### Source material ###

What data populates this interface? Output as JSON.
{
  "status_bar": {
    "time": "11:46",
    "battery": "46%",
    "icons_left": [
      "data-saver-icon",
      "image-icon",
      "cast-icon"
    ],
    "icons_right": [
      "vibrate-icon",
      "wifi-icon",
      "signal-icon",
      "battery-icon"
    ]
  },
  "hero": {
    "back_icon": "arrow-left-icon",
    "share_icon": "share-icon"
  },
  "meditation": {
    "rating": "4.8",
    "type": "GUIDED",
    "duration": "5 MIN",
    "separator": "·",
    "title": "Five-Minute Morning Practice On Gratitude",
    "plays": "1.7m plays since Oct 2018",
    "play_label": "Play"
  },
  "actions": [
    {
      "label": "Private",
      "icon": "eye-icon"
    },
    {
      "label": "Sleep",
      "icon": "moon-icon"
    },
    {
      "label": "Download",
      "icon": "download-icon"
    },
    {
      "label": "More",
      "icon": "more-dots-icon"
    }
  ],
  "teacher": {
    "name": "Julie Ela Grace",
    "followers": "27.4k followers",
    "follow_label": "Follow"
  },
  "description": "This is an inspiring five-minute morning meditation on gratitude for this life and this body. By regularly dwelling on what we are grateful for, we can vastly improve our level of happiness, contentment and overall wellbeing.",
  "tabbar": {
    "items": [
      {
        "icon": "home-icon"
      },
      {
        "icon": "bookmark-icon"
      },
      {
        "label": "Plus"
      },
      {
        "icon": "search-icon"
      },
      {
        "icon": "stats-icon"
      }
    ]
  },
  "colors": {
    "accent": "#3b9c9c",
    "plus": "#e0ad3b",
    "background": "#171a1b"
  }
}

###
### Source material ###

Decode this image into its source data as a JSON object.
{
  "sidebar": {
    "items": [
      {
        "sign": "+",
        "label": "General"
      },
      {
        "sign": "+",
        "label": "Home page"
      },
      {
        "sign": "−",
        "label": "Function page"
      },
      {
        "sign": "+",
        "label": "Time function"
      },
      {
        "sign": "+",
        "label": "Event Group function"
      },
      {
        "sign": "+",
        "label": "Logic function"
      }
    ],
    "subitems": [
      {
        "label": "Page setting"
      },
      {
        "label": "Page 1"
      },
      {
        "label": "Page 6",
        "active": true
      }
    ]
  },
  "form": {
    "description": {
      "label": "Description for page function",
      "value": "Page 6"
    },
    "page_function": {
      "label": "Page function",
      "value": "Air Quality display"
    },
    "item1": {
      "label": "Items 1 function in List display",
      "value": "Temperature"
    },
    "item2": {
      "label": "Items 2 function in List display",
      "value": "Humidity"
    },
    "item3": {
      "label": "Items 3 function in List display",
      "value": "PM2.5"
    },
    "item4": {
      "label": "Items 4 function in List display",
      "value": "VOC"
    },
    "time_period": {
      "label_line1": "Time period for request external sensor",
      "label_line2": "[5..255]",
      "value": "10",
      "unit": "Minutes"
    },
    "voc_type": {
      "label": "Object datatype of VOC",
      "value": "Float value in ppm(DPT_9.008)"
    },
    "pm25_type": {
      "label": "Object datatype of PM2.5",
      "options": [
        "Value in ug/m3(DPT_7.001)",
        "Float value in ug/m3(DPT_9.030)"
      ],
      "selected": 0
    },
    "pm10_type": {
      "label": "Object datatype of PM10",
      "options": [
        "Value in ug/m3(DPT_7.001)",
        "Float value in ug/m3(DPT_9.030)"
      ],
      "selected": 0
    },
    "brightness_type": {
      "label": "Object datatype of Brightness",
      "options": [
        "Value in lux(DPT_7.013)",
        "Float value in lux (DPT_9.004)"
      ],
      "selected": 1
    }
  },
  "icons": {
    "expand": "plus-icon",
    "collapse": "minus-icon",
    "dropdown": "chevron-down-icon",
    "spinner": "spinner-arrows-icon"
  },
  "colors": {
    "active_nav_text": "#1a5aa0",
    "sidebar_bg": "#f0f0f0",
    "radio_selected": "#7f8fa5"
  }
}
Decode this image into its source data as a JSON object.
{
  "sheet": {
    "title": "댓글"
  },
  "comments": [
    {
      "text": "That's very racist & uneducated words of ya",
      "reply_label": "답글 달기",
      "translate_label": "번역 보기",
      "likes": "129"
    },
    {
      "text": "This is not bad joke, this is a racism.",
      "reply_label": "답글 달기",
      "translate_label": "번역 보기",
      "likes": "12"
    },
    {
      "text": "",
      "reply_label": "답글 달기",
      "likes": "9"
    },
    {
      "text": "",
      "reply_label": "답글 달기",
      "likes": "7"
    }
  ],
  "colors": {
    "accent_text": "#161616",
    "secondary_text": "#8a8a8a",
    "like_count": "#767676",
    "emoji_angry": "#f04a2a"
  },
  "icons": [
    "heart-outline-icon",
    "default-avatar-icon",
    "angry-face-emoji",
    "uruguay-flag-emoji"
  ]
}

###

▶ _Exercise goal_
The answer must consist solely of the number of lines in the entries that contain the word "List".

▶ _Task response_
4